There are lots of real practice questions out there. It’s important that you use these before your test to give you an idea of what to expect on test day. This article will show you how to use these effectively.
The following links are from the British Council and will give you real questions to practice at home:
Improve Your Scores by Watching TV
Assessing Your Own Speaking Skills
Step 1– Get some real IELTS questions. You’ll find information on where to find those above.
Step 2– You can either get someone else to play the role of the examiner or you can read the questions yourself.
Step 3– Record your whole test using a recording device, such as your phone.
Step 4– Listen to your performance and critically evaluate your answers. You should focus on pronunciation, fluency, coherence, grammar, and vocabulary.
Step 5– Take action on any weak areas.
Step 6– Repeat and compare to analyse progress.
See the interactive tool below for the most commonly asked questions we receive about IELTS speaking:
Most people think that it's difficult to practice speaking at home, but there are lots of options, all you have to do is look.
First of all, you can practice past exam questions at home by yourself and record your answers. Listening back to these will really help you understand your strengths and weaknesses.
There are also a number of courses and language exchanges that allow you to practice with someone online.
Idioms and phrasal verbs will help boost your score for vocabulary, which is 25% of your total mark, but only if you use them correctly.
If you use them incorrectly, it will lower your score.
Below is a full guide on this:
Absolutely not! You’ll probably feel (and sound) ridiculous. There are no extra marks for having a ‘British’ accent. The key is to sound clear and for the examiner to be able to understand what you’re saying.
Click the link below for more information on pronunciation:
Click the link below for more information on pronunciation:

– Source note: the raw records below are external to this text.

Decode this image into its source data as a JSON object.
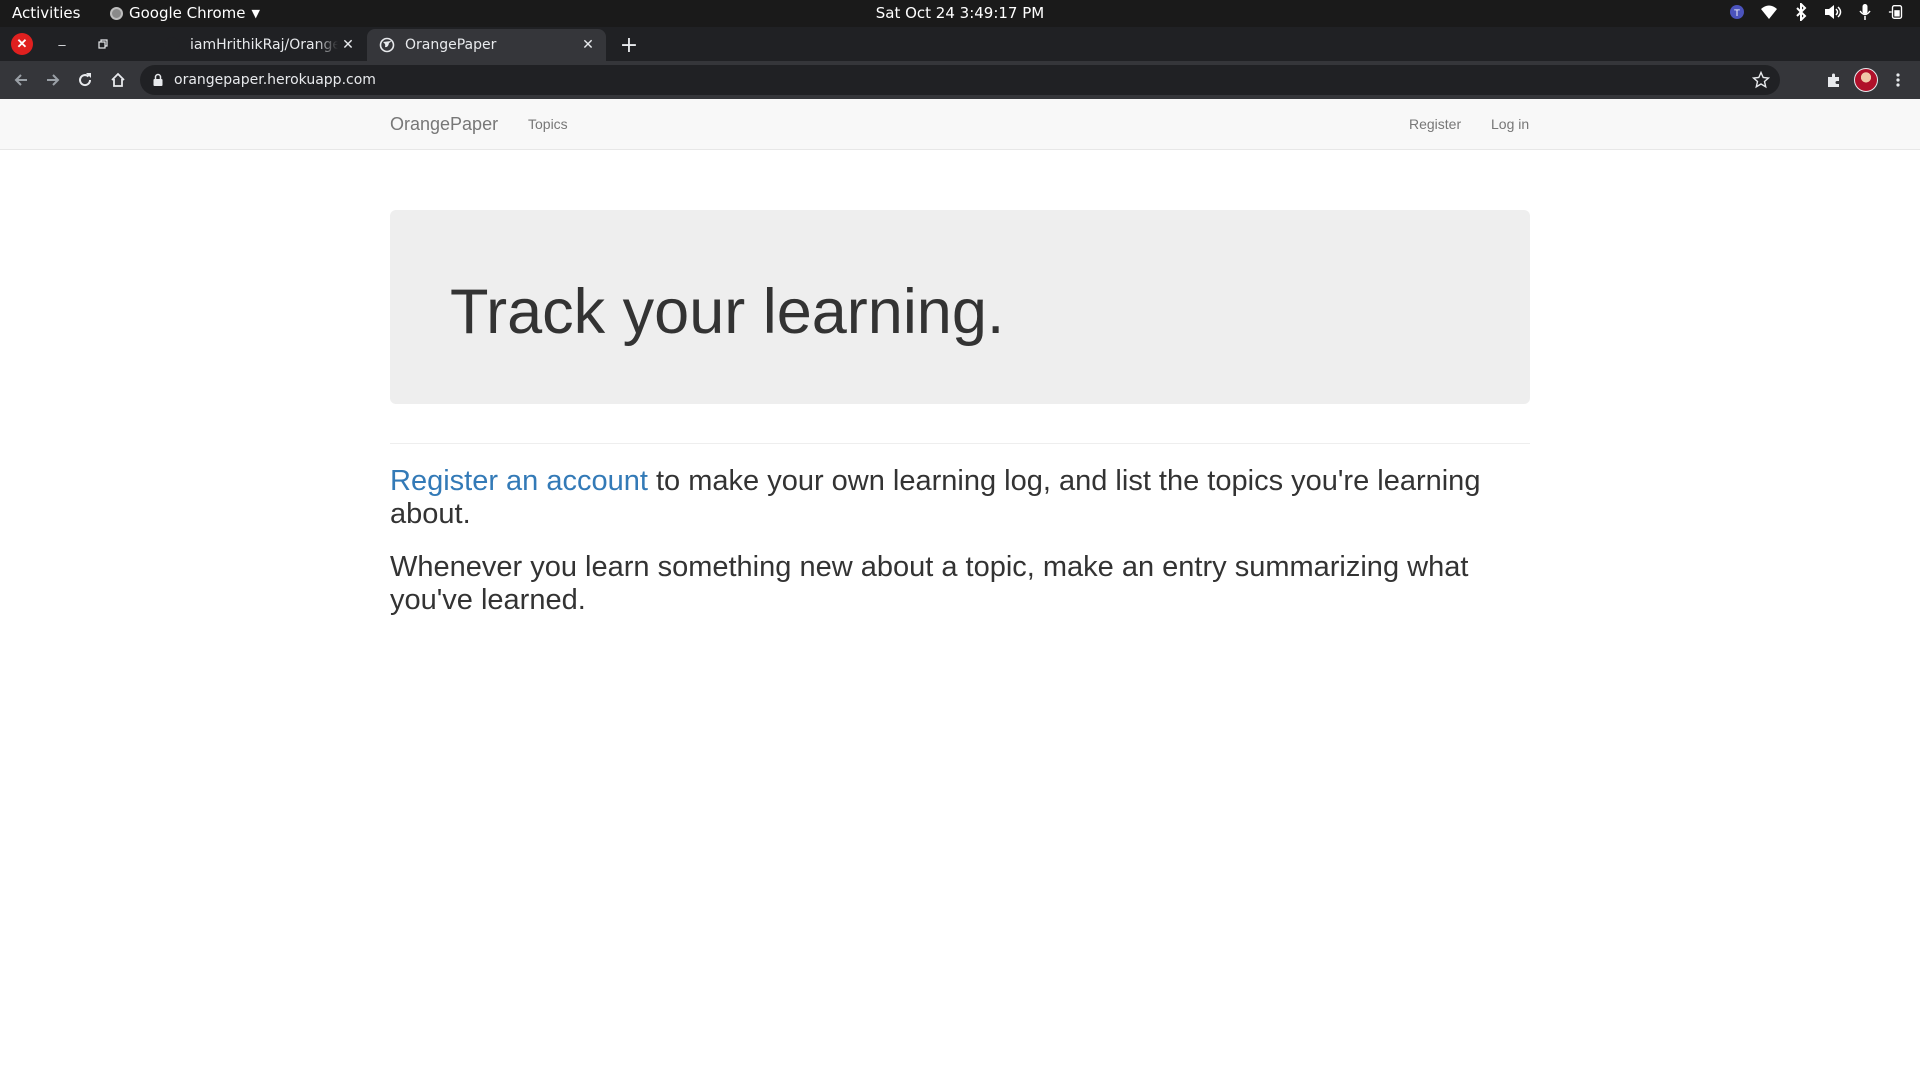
{
  "topbar": {
    "activities": "Activities",
    "app_name": "Google Chrome",
    "clock": "Sat Oct 24  3:49:17 PM",
    "tray_icons": [
      "teams-icon",
      "wifi-icon",
      "bluetooth-icon",
      "volume-icon",
      "microphone-icon",
      "battery-icon"
    ]
  },
  "browser": {
    "tabs": [
      {
        "title": "iamHrithikRaj/OrangePaper",
        "favicon": "github-icon",
        "active": false
      },
      {
        "title": "OrangePaper",
        "favicon": "globe-icon",
        "active": true
      }
    ],
    "url": "orangepaper.herokuapp.com"
  },
  "site": {
    "brand": "OrangePaper",
    "nav": {
      "topics": "Topics",
      "register": "Register",
      "login": "Log in"
    },
    "jumbotron_heading": "Track your learning.",
    "lead1": {
      "link": "Register an account",
      "text": " to make your own learning log, and list the topics you're learning about."
    },
    "lead2": "Whenever you learn something new about a topic, make an entry summarizing what you've learned.",
    "colors": {
      "link": "#337ab7",
      "text": "#333333",
      "navbar_bg": "#f8f8f8",
      "jumbotron_bg": "#eeeeee"
    }
  }
}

Fluency is your ability to speak smoothly (not quickly) without noticeable effort or loss of coherence. You’ll find a guide to improving your fluency here:
Yes, it is good to use contractions when you speak in the IELTS speaking test as this is how most native English speakers talk.
No, your body language and appearance are not important in the IELTS speaking exam.
While they might help you feel more confident, the IELTS examiner will only examine your fluency and coherence, lexical resource, grammatical range and accuracy & pronunciation.
No, we don’t have the capacity to provide feedback on everyone’s speaking recordings. If you’d like a one-to-one session with an IELTS expert you can check out our mock speaking sessions:
If you need serious help improving your speaking skills, you can join the waiting list for our VIP Course:
We cover absolutely everything you need to know about this test on our VIP Course. It also includes one-on-one mock tests and feedback from IELTS experts. You can check out the VIP Course here.
If you need some personalised advice on your IELTS preparation, send us an email at email@example.com